Instead of making sustained efforts to generate goodwill towards the statehood demand in the Centre, Gurung’s party is now busy enlisting the support of the hill people, who are in any case total converts to the cause of Gorkhaland. The Morcha’s earlier strategy of non-cooperation with the state government was understandable as a policy aimed at hurting the enemy. The hill people had stopped paying all forms of state taxes, including telephone and electricity bills, to the government. However, when the state government had just started feeling the pinch, with the collective electricity bill dues crossing the Rs 9 crore mark, the Morcha decided to pay the bills for a period of three months starting from October.

Then the Morcha decided to go ahead with its agenda of switching the number plates of cars from WB (West Bengal) to GL (Gorkhaland) as part of its “home rule” movement. This is a sore issue, which threatens to divide the hills and the plains once again. The area of the proposed Gorkhaland includes Siliguri and parts of the Terai and the Dooars (that falls in the Jalpaiguri district), apart from the three hill subdivisions of Darjeeling, Kurseong and Kalimpong. The majority of the people living in Siliguri and Dooars have not taken kindly to the switching of number plates, largely refusing to use GL in their vehicles.

The Morcha’s programme of making the people wear traditional dresses during the festive season also hit a sour note with the front turning it into a diktat. An appeal would have been more acceptable. And when the hill people had virtually accepted the dress code, those who had refused to wear the attire were smeared with black paint right in the heart of Darjeeling.

There are some basic principles of politics that even novice politicians should understand. A party cannot keep inconveniencing its supporters and still hope to get their support, especially when it is unable to deliver the goods with any consistency. If one gets branded as anti-Gorkhaland simply on refusing to accept the party’s diktat, one is bound to be offended. The Morcha needs to consider the people’s psychology before being brash with them.

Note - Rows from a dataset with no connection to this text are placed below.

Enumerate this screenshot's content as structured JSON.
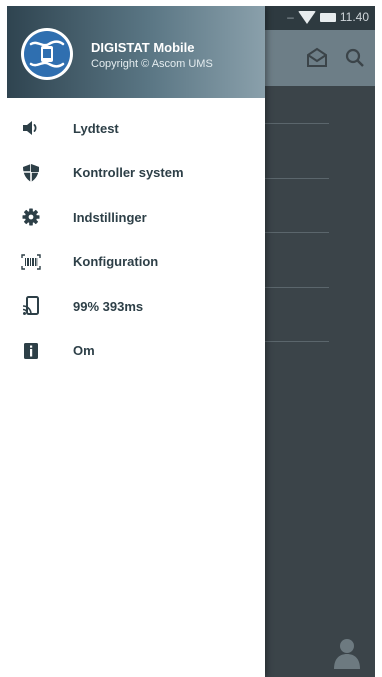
{
  "status_bar": {
    "time": "11.40",
    "dash": "–"
  },
  "drawer": {
    "app_name": "DIGISTAT Mobile",
    "copyright": "Copyright © Ascom UMS",
    "items": [
      {
        "label": "Lydtest",
        "icon": "speaker-icon"
      },
      {
        "label": "Kontroller system",
        "icon": "shield-icon"
      },
      {
        "label": "Indstillinger",
        "icon": "gear-icon"
      },
      {
        "label": "Konfiguration",
        "icon": "barcode-icon"
      },
      {
        "label": "99% 393ms",
        "icon": "cast-icon"
      },
      {
        "label": "Om",
        "icon": "info-icon"
      }
    ]
  },
  "colors": {
    "drawer_header_start": "#2f4450",
    "drawer_header_end": "#8aa0ab",
    "icon": "#2d3f47",
    "background_panel": "#3b4449",
    "app_bar": "#6d7e87"
  }
}
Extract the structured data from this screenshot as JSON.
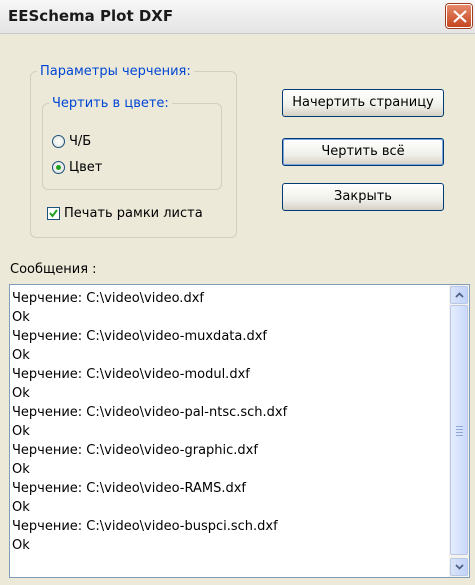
{
  "window": {
    "title": "EESchema Plot DXF"
  },
  "plot_options": {
    "legend": "Параметры черчения:",
    "color_group": {
      "legend": "Чертить в цвете:",
      "options": [
        {
          "label": "Ч/Б",
          "checked": false
        },
        {
          "label": "Цвет",
          "checked": true
        }
      ]
    },
    "print_frame": {
      "label": "Печать рамки листа",
      "checked": true
    }
  },
  "buttons": {
    "draw_page": "Начертить страницу",
    "draw_all": "Чертить всё",
    "close": "Закрыть"
  },
  "messages": {
    "label": "Сообщения :",
    "lines": [
      "Черчение: C:\\video\\video.dxf",
      "Ok",
      "Черчение: C:\\video\\video-muxdata.dxf",
      "Ok",
      "Черчение: C:\\video\\video-modul.dxf",
      "Ok",
      "Черчение: C:\\video\\video-pal-ntsc.sch.dxf",
      "Ok",
      "Черчение: C:\\video\\video-graphic.dxf",
      "Ok",
      "Черчение: C:\\video\\video-RAMS.dxf",
      "Ok",
      "Черчение: C:\\video\\video-buspci.sch.dxf",
      "Ok"
    ]
  },
  "icons": {
    "close": "close-icon",
    "scroll_up": "arrow-up-icon",
    "scroll_down": "arrow-down-icon",
    "check": "checkmark-icon"
  },
  "colors": {
    "legend_text": "#0046d5",
    "close_button": "#c6451f",
    "radio_dot": "#21a121",
    "check_mark": "#21a121"
  }
}
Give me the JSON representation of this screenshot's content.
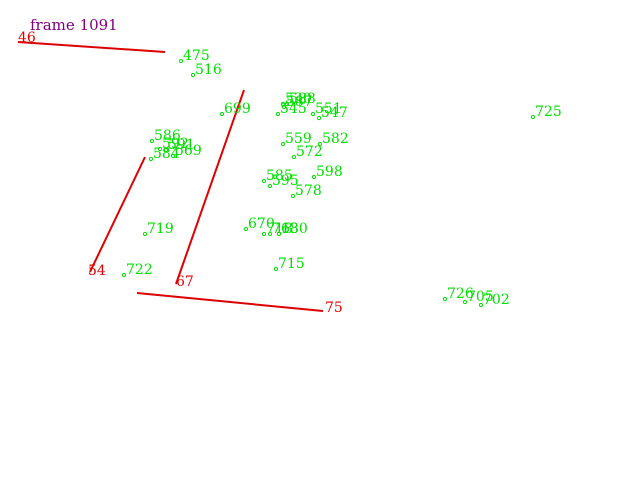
{
  "frame_label": "frame 1091",
  "colors": {
    "title": "#800080",
    "segment": "#dd0000",
    "point": "#00dd00"
  },
  "segments": [
    {
      "id": "46"
    },
    {
      "id": "54"
    },
    {
      "id": "67"
    },
    {
      "id": "75"
    }
  ],
  "points": [
    {
      "id": "475"
    },
    {
      "id": "516"
    },
    {
      "id": "699"
    },
    {
      "id": "530"
    },
    {
      "id": "588"
    },
    {
      "id": "587"
    },
    {
      "id": "545"
    },
    {
      "id": "551"
    },
    {
      "id": "547"
    },
    {
      "id": "725"
    },
    {
      "id": "586"
    },
    {
      "id": "591"
    },
    {
      "id": "592"
    },
    {
      "id": "569"
    },
    {
      "id": "584"
    },
    {
      "id": "559"
    },
    {
      "id": "582"
    },
    {
      "id": "572"
    },
    {
      "id": "585"
    },
    {
      "id": "595"
    },
    {
      "id": "598"
    },
    {
      "id": "578"
    },
    {
      "id": "719"
    },
    {
      "id": "670"
    },
    {
      "id": "718"
    },
    {
      "id": "713"
    },
    {
      "id": "680"
    },
    {
      "id": "715"
    },
    {
      "id": "722"
    },
    {
      "id": "726"
    },
    {
      "id": "705"
    },
    {
      "id": "702"
    }
  ]
}
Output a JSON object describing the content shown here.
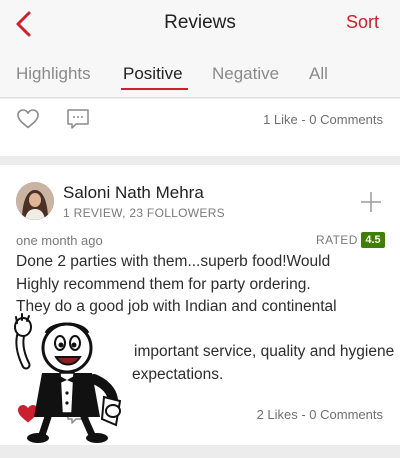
{
  "header": {
    "title": "Reviews",
    "sort_label": "Sort",
    "back_icon": "chevron-left-icon",
    "accent_color": "#cb202d"
  },
  "tabs": [
    {
      "label": "Highlights",
      "active": false
    },
    {
      "label": "Positive",
      "active": true
    },
    {
      "label": "Negative",
      "active": false
    },
    {
      "label": "All",
      "active": false
    }
  ],
  "previous_review": {
    "like_icon": "heart-outline-icon",
    "comment_icon": "comment-icon",
    "stats": "1 Like - 0 Comments"
  },
  "review": {
    "author": "Saloni Nath Mehra",
    "author_meta": "1 REVIEW, 23 FOLLOWERS",
    "follow_icon": "plus-icon",
    "time": "one month ago",
    "rated_label": "RATED",
    "rating": "4.5",
    "rating_color": "#3f7e00",
    "text_lines": [
      "Done 2 parties with them...superb food!Would",
      "Highly recommend them for party ordering.",
      "They do a good job with Indian and continental",
      "",
      "important service, quality and hygiene",
      "expectations."
    ],
    "stats": "2 Likes - 0 Comments"
  },
  "overlay": {
    "icon": "cartoon-waiter-mascot-icon"
  }
}
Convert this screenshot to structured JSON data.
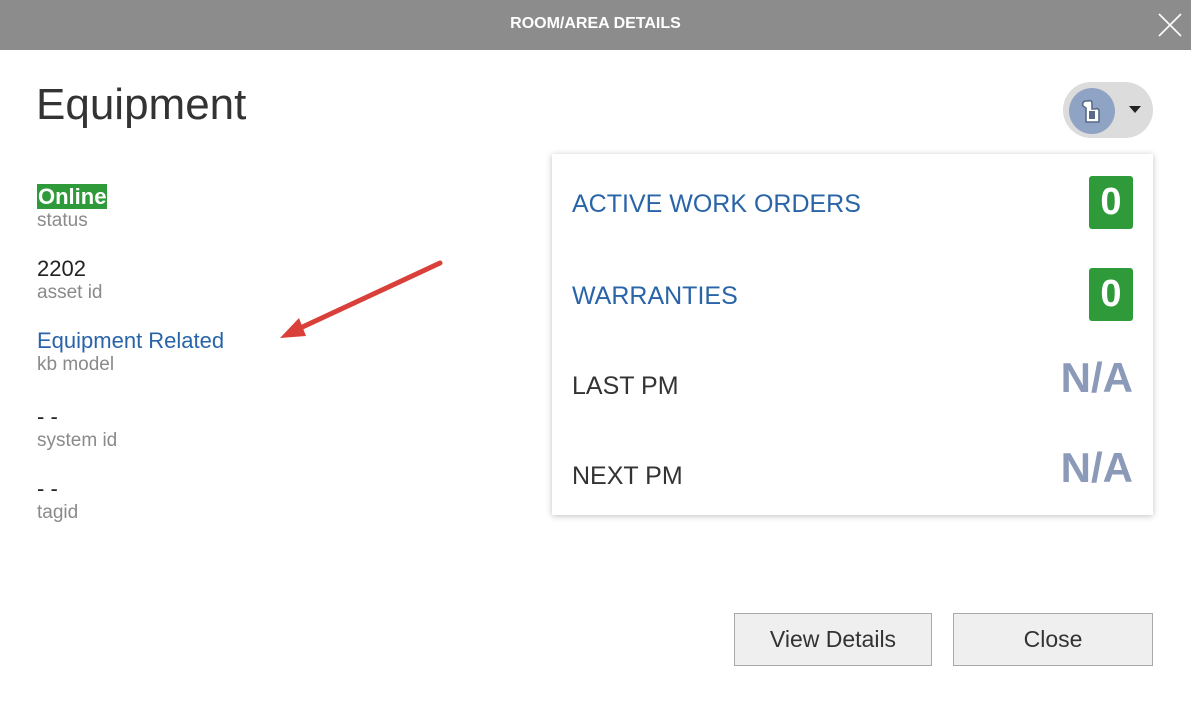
{
  "dialog": {
    "title": "ROOM/AREA DETAILS"
  },
  "page": {
    "title": "Equipment"
  },
  "fields": [
    {
      "value": "Online",
      "label": "status"
    },
    {
      "value": "2202",
      "label": "asset id"
    },
    {
      "value": "Equipment Related",
      "label": "kb model"
    },
    {
      "value": "- -",
      "label": "system id"
    },
    {
      "value": "- -",
      "label": "tagid"
    }
  ],
  "summary": {
    "active_work_orders": {
      "label": "ACTIVE WORK ORDERS",
      "value": "0"
    },
    "warranties": {
      "label": "WARRANTIES",
      "value": "0"
    },
    "last_pm": {
      "label": "LAST PM",
      "value": "N/A"
    },
    "next_pm": {
      "label": "NEXT PM",
      "value": "N/A"
    }
  },
  "buttons": {
    "view_details": "View Details",
    "close": "Close"
  },
  "icons": {
    "action_menu": "wrench-hand-icon",
    "close": "close-icon",
    "dropdown": "caret-down-icon"
  },
  "colors": {
    "titlebar": "#8c8c8c",
    "status_online": "#2e9a3a",
    "badge": "#2e9a3a",
    "link": "#2a64a8",
    "na": "#8a9ab8",
    "annotation_arrow": "#d9403a"
  }
}
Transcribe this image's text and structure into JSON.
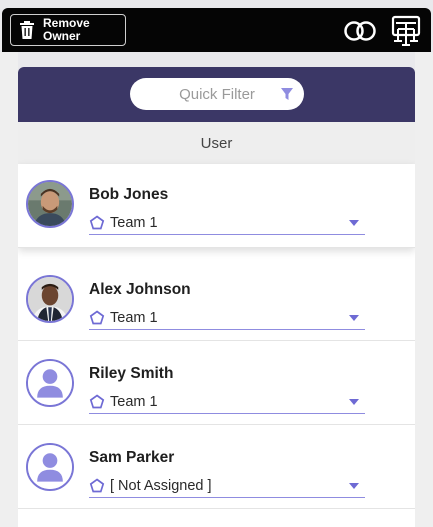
{
  "toolbar": {
    "remove_owner_label": "Remove Owner"
  },
  "filter": {
    "placeholder": "Quick Filter"
  },
  "table": {
    "column_header": "User"
  },
  "users": [
    {
      "name": "Bob Jones",
      "team": "Team 1",
      "avatar": "photo"
    },
    {
      "name": "Alex Johnson",
      "team": "Team 1",
      "avatar": "photo"
    },
    {
      "name": "Riley Smith",
      "team": "Team 1",
      "avatar": "placeholder"
    },
    {
      "name": "Sam Parker",
      "team": "[ Not Assigned ]",
      "avatar": "placeholder"
    }
  ],
  "colors": {
    "header_bg": "#3b3766",
    "accent": "#7a76d6",
    "topbar_bg": "#050505"
  },
  "icons": [
    "trash-icon",
    "toggle-icon",
    "org-chart-icon",
    "filter-icon",
    "team-icon",
    "caret-down-icon",
    "user-placeholder-icon"
  ]
}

The political history of the hills show that the civil society here has always lived under the shadow of the political bigwigs. When Morcha supporters applied black paint on the people, few came forward to condemn the act. This only goes to show the helplessness of the hill people. There is a clear need for the people of the hills to be more aware of their rights and responsibilities. Political parties too must start functioning on the basis of ideologies, and not just emotions.

Politics in the hills has never been practised in a systematic way. It is well known that the Gorkhaland movement largely owes its success to the support it receives from the adivasi community in the Terai and Dooars. And yet, apart from changing the name of the Morcha to the Gorkha Janmukti Adivasi Morcha in the region, no sustained effort to retain the tribal community’s cooperation has yet been made. It comes as no surprise then that the Adivasi Vikash Parishad is gradually convincing the tribal community to refrain from joining the Gorkhaland movement. It is time that the Morcha concentrates more on the Dooars and the Terai than on the Darjeeling hills.

It is also time that the intellectuals debate whether the demand for Gorkhaland is to be argued on the basis of identity or of development. If Gorkhaland is about differentiating the Indian Gorkhas from the citizens of Nepal and asserting their place in the mainstream, then there can be no plausible reason for the adivasi communities to support the movement. However, if the Morcha maintains that better development is why the new state needs to be created, then, of course, there is a slew of other alternatives to statehood that can serve that cause just as well .

Gurung had repeatedly promised a Gorkhaland by 2010, and the hill people have unconditionally stood by him. If Gurung’s promise is to come true in two years, the front has to stop going round and round in the Darjeeling hills. It should expand its support base by taking into account the wishes and desires of people living elsewhere as well.

 (The Telegraph)